The foreign minister of Sweden, Tobias Billstrom, has expressed confidence that his nation had taken all necessary steps to win Turkey’s support for joining NATO.
Billstrom stated on Wednesday that Sweden had met its commitments under the NATO membership agreement it had with Turkey. The Turkish Parliament must now begin the approval procedure so that Sweden may join the alliance.
Turkey and Hungary have long refused to approve Sweden’s membership in the alliance, alleging insufficient counterterrorism efforts, particularly against the PKK.
Türkiye has demanded the extradition of numerous individuals, alleging that Sweden provides a refuge for “terrorists,” particularly PKK militants. A suspect in his 40s, was detained in January after he fired a gun outside a Stockholm restaurant and made threats.
According to prosecutors, the man aimed to extort money and use it to finance PKK. The prosecutor argued that the man played a key role in PKK activities in Sweden. According to the charge sheet, which also references evidence from French and German intelligence, the man had been in contact with people directly involved in funding the PKK and had acted on the group’s behalf.
Sweden toughened its anti-terrorism legislation in July of last year, making it simpler to pursue terrorist financing activities.

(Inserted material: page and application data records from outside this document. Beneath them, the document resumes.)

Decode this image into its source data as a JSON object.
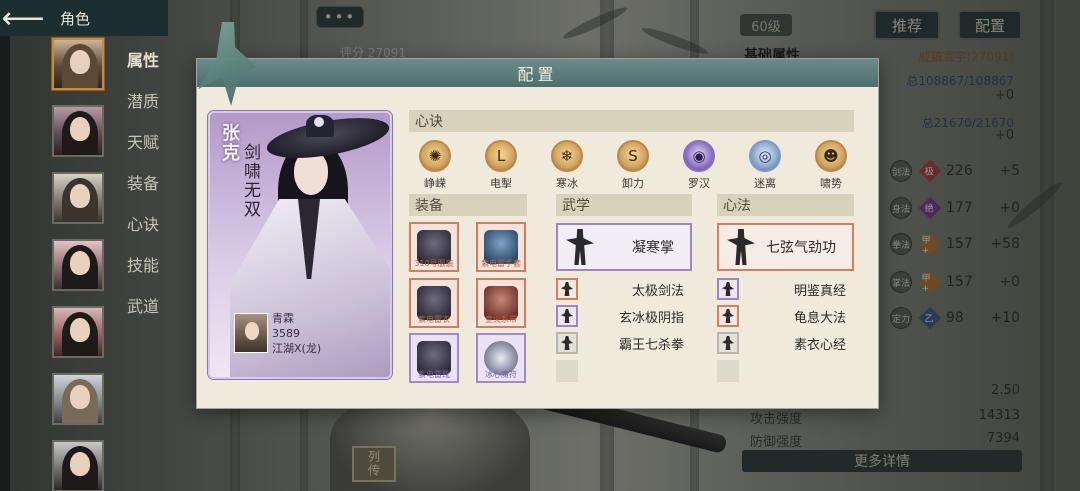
{
  "header": {
    "title": "角色"
  },
  "sidebar": {
    "menu": [
      "属性",
      "潜质",
      "天赋",
      "装备",
      "心诀",
      "技能",
      "武道"
    ]
  },
  "top": {
    "chat_label": "•••",
    "score": "评分 27091",
    "level": "60级",
    "recommend_label": "推荐",
    "config_label": "配置"
  },
  "right_panel": {
    "basic_title": "基础属性",
    "power": "威镇寰宇(27091)",
    "hp": "总108867/108867",
    "hp_delta": "+0",
    "mp": "总21670/21670",
    "mp_delta": "+0",
    "attributes": [
      {
        "icon": "剑法",
        "tag": "极",
        "value": "226",
        "delta": "+5",
        "color": "#b33a4a"
      },
      {
        "icon": "身法",
        "tag": "绝",
        "value": "177",
        "delta": "+0",
        "color": "#7b3a9a"
      },
      {
        "icon": "拳法",
        "tag": "甲+",
        "value": "157",
        "delta": "+58",
        "color": "#b8742e"
      },
      {
        "icon": "掌法",
        "tag": "甲+",
        "value": "157",
        "delta": "+0",
        "color": "#b8742e"
      },
      {
        "icon": "定力",
        "tag": "乙",
        "value": "98",
        "delta": "+10",
        "color": "#3b5e8c"
      }
    ],
    "crit": "2.50",
    "atk_label": "攻击强度",
    "atk": "14313",
    "def_label": "防御强度",
    "def": "7394",
    "more_label": "更多详情",
    "legend_label": "列传"
  },
  "modal": {
    "title": "配置",
    "character": {
      "name": "张克",
      "title": "剑啸无双",
      "owner_name": "青霖",
      "owner_score": "3589",
      "owner_server": "江湖X(龙)"
    },
    "xinjue_title": "心诀",
    "xinjue": [
      {
        "label": "峥嵘",
        "glyph": "✺",
        "tone": "gold"
      },
      {
        "label": "电掣",
        "glyph": "L",
        "tone": "gold"
      },
      {
        "label": "寒冰",
        "glyph": "❄",
        "tone": "gold"
      },
      {
        "label": "卸力",
        "glyph": "S",
        "tone": "gold"
      },
      {
        "label": "罗汉",
        "glyph": "◉",
        "tone": "purple"
      },
      {
        "label": "迷离",
        "glyph": "◎",
        "tone": "blue"
      },
      {
        "label": "啸势",
        "glyph": "☻",
        "tone": "gold"
      }
    ],
    "equip_title": "装备",
    "equipment": [
      {
        "name": "310号服装",
        "style": "",
        "tone": "orange"
      },
      {
        "name": "紫电雷手套",
        "style": "blue",
        "tone": "orange"
      },
      {
        "name": "紫电雷衣",
        "style": "",
        "tone": "orange"
      },
      {
        "name": "金火系带",
        "style": "red",
        "tone": "orange"
      },
      {
        "name": "紫电雷靴",
        "style": "",
        "tone": "purple"
      },
      {
        "name": "冰心魔符",
        "style": "ring",
        "tone": "purple"
      }
    ],
    "wuxue_title": "武学",
    "wuxue_main": "凝寒掌",
    "wuxue": [
      "太极剑法",
      "玄冰极阴指",
      "霸王七杀拳"
    ],
    "xinfa_title": "心法",
    "xinfa_main": "七弦气劲功",
    "xinfa": [
      "明鉴真经",
      "龟息大法",
      "素衣心经"
    ]
  }
}
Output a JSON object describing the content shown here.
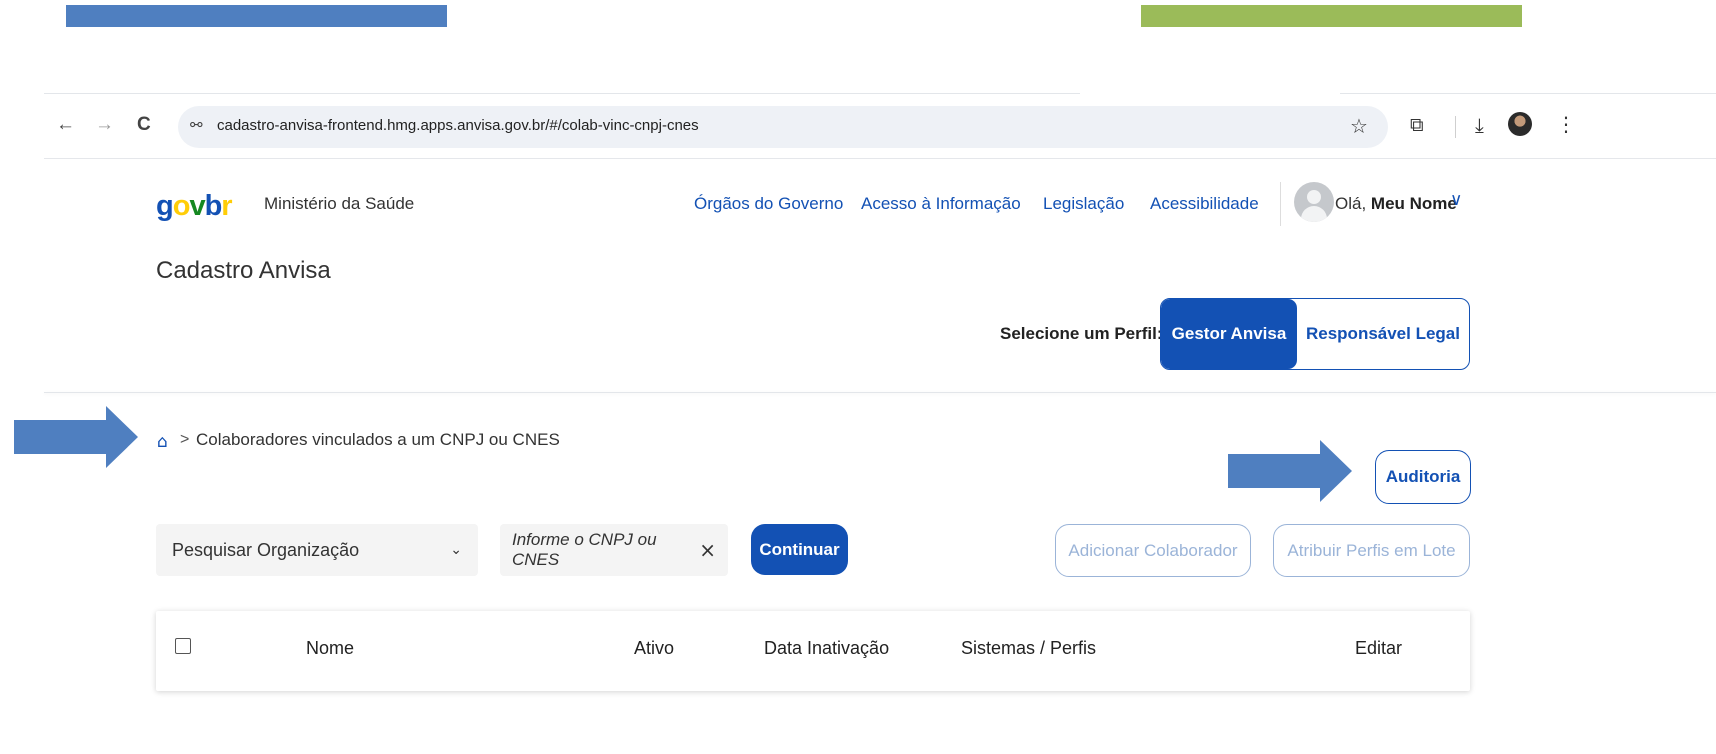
{
  "browser": {
    "back_glyph": "←",
    "forward_glyph": "→",
    "reload_glyph": "C",
    "site_info_glyph": "⚯",
    "url": "cadastro-anvisa-frontend.hmg.apps.anvisa.gov.br/#/colab-vinc-cnpj-cnes",
    "star_glyph": "☆",
    "extensions_glyph": "⧉",
    "download_glyph": "⤓",
    "menu_glyph": "⋮"
  },
  "header": {
    "logo": {
      "g": "g",
      "o": "o",
      "v": "v",
      "b": "b",
      "r": "r"
    },
    "ministry": "Ministério da Saúde",
    "links": [
      "Órgãos do Governo",
      "Acesso à Informação",
      "Legislação",
      "Acessibilidade"
    ],
    "greeting": "Olá,",
    "user_name": "Meu Nome",
    "chevron": "∨",
    "app_title": "Cadastro Anvisa"
  },
  "profile": {
    "label": "Selecione um Perfil:",
    "options": [
      "Gestor Anvisa",
      "Responsável Legal"
    ],
    "selected": "Gestor Anvisa"
  },
  "breadcrumb": {
    "home_glyph": "⌂",
    "separator": ">",
    "current": "Colaboradores vinculados a um CNPJ ou CNES"
  },
  "actions": {
    "auditoria": "Auditoria",
    "adicionar": "Adicionar Colaborador",
    "atribuir": "Atribuir Perfis em Lote"
  },
  "filters": {
    "organization_select": "Pesquisar Organização",
    "caret": "⌄",
    "cnpj_placeholder": "Informe o CNPJ ou CNES",
    "clear_glyph": "×",
    "continue": "Continuar"
  },
  "table": {
    "columns": [
      "Nome",
      "Ativo",
      "Data Inativação",
      "Sistemas / Perfis",
      "Editar"
    ]
  },
  "colors": {
    "primary": "#1351b4",
    "annotation_arrow": "#4f7fc0",
    "annotation_bar_left": "#4f7fc0",
    "annotation_bar_right": "#9bbb59"
  }
}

This is the first time the new law, which has already been employed in cases involving Daesh, has been used against an accused PKK follower.
After Russia invaded Ukraine, Sweden and neighboring Finland announced bids to join NATO in May last year, ending two centuries of neutrality and military non-alignment.